IMG_1918Nutrition advice should empower us –
but does it?

As a nutritional therapist I offer dietary advice to clients with the intension that it will allow them to take control of their health. The information is meant as a guide, which individuals can experiment with to see if it is right for them. This means they have to listen to the feedback of their body. In doing so they can observe whether or not they feel better when they eat differently. This might include being aware of any changes to their energy, digestion, menstrual cycle, mood or skin.

Lets look at an example. Last week a patient came to see me for a follow-up appointment. She originally consulted me because she had been suffering from bloating, abdominal cramps and diarrhea on and off for the past year. In her first session we discussed her diet, which was generally good, and alongside other changes I advised that she experimented with being gluten-free. For many people a period without gluten can be hugely beneficial for digestive health and symptoms rapidly improve. However, when this lady came for her follow-up appointment she reported that going gluten-free had made no difference to her symptoms.

It is hugely important as a therapist to listen and respond to each person’s individual experiences. Diet advice that is right for one person is not necessarily right for the next, even if they present with the same symptoms. Therefore after listening to my patient’s observations I advised her to re-introduce gluten back into her diet. A gluten-free diet was clearly not improving her symptoms, so I had no reason to advise her to continue. Instead I ordered her a comprehensive stool analysis so that we could identify other underlying causes for her symptoms.

The test results showed that her digestive enzymes were low, as well as her beneficial bacteria. When we corrected this through diet and supplements her bloating, cramps and diarrhea disappeared. It took one month on a targeted protocol for her symptoms to completely clear up. This feedback from her body was proof that the protocol was working and her system was coming back into balance. She felt empowered that the diet changes she had made were right for her because her health had improved and she felt fantastic.

The problem with nutrition information is that if we follow it blindly and don’t also listen to the feedback of our body it disempowers us. We give our power away to someone else to tell us what to eat. In doing so we disconnect from our innate wisdom, we can become unnecessarily fearful about eating certain food groups, and worse still create new health problems.
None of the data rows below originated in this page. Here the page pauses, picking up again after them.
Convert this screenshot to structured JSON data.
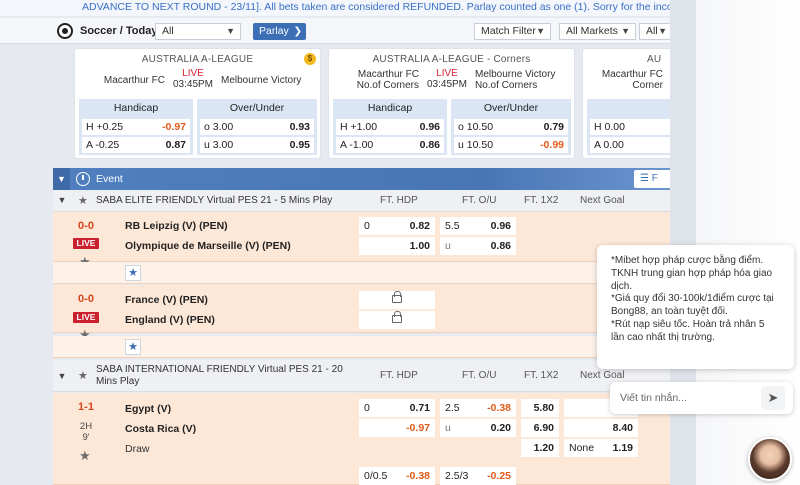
{
  "ticker": "ADVANCE TO NEXT ROUND - 23/11]. All bets taken are considered REFUNDED. Parlay counted as one (1). Sorry for the inconvenience",
  "toolbar": {
    "sport": "Soccer / Today",
    "filter_all": "All",
    "parlay": "Parlay",
    "match_filter": "Match Filter",
    "all_markets": "All Markets",
    "all_short": "All"
  },
  "cards": [
    {
      "league": "AUSTRALIA A-LEAGUE",
      "home": "Macarthur FC",
      "away": "Melbourne Victory",
      "live": "LIVE",
      "time": "03:45PM",
      "handicap_title": "Handicap",
      "ou_title": "Over/Under",
      "hdp": [
        {
          "label": "H +0.25",
          "odds": "-0.97"
        },
        {
          "label": "A -0.25",
          "odds": "0.87"
        }
      ],
      "ou": [
        {
          "label": "o 3.00",
          "odds": "0.93"
        },
        {
          "label": "u 3.00",
          "odds": "0.95"
        }
      ]
    },
    {
      "league": "AUSTRALIA A-LEAGUE - Corners",
      "home": "Macarthur FC No.of Corners",
      "away": "Melbourne Victory No.of Corners",
      "live": "LIVE",
      "time": "03:45PM",
      "handicap_title": "Handicap",
      "ou_title": "Over/Under",
      "hdp": [
        {
          "label": "H +1.00",
          "odds": "0.96"
        },
        {
          "label": "A -1.00",
          "odds": "0.86"
        }
      ],
      "ou": [
        {
          "label": "o 10.50",
          "odds": "0.79"
        },
        {
          "label": "u 10.50",
          "odds": "-0.99"
        }
      ]
    },
    {
      "league": "AU",
      "home": "Macarthur FC Corner",
      "hdp": [
        {
          "label": "H 0.00"
        },
        {
          "label": "A 0.00"
        }
      ]
    }
  ],
  "event_bar": {
    "label": "Event",
    "filter": "☰ F"
  },
  "columns": {
    "hdp": "FT. HDP",
    "ou": "FT. O/U",
    "x12": "FT. 1X2",
    "next_goal": "Next Goal"
  },
  "leagues": [
    {
      "name": "SABA ELITE FRIENDLY Virtual PES 21 - 5 Mins Play",
      "matches": [
        {
          "score": "0-0",
          "badge": "LIVE",
          "home": "RB Leipzig (V) (PEN)",
          "away": "Olympique de Marseille (V) (PEN)",
          "hdp": [
            {
              "line": "0",
              "odds": "0.82"
            },
            {
              "line": "",
              "odds": "1.00"
            }
          ],
          "ou": [
            {
              "line": "5.5",
              "odds": "0.96"
            },
            {
              "line": "u",
              "odds": "0.86"
            }
          ]
        },
        {
          "score": "0-0",
          "badge": "LIVE",
          "home": "France (V) (PEN)",
          "away": "England (V) (PEN)"
        }
      ]
    },
    {
      "name": "SABA INTERNATIONAL FRIENDLY Virtual PES 21 - 20 Mins Play",
      "matches": [
        {
          "score": "1-1",
          "period": "2H",
          "minute": "9'",
          "home": "Egypt (V)",
          "away": "Costa Rica (V)",
          "draw": "Draw",
          "hdp": [
            {
              "line": "0",
              "odds": "0.71"
            },
            {
              "line": "",
              "odds": "-0.97"
            }
          ],
          "ou": [
            {
              "line": "2.5",
              "odds": "-0.38"
            },
            {
              "line": "u",
              "odds": "0.20"
            }
          ],
          "x12": [
            "5.80",
            "6.90",
            "1.20"
          ],
          "next_goal": [
            {
              "line": "",
              "odds": ""
            },
            {
              "line": "",
              "odds": "8.40"
            },
            {
              "line": "None",
              "odds": "1.19"
            }
          ],
          "extra": {
            "hdp_line": "0/0.5",
            "hdp_odds": "-0.38",
            "ou_line": "2.5/3",
            "ou_odds": "-0.25"
          }
        }
      ]
    }
  ],
  "chat": {
    "message": "*Mibet hợp pháp cược bằng điểm. TKNH trung gian hợp pháp hóa giao dịch.\n*Giá quy đổi 30-100k/1điểm cược tại Bong88, an toàn tuyệt đối.\n*Rút nạp siêu tốc. Hoàn trả nhân 5 lần cao nhất thị trường.",
    "placeholder": "Viết tin nhắn..."
  },
  "colors": {
    "accent": "#3d6fb6",
    "live": "#c9212f",
    "negative": "#e05a1a",
    "row": "#fde8d8"
  }
}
Nobody else knows your body better than you do and it is constantly communicating. If you honour it and listen within you will know whether or not specific dietary advice is right for you.

Your diet does not need a name or a label. It only needs to nourish you. And your dietary needs are as unique as you are. So if you have given your power away by always eating what other people think you should eat, now is the time to reclaim your diet. A nourishing diet is one that makes you feel radiant, is joyful and flexible. It allows you to respond to the needs of your body, which are constantly changing. So turn your attention inwards and listen to what your body is asking for. This is the compassionate approach and it is empowering.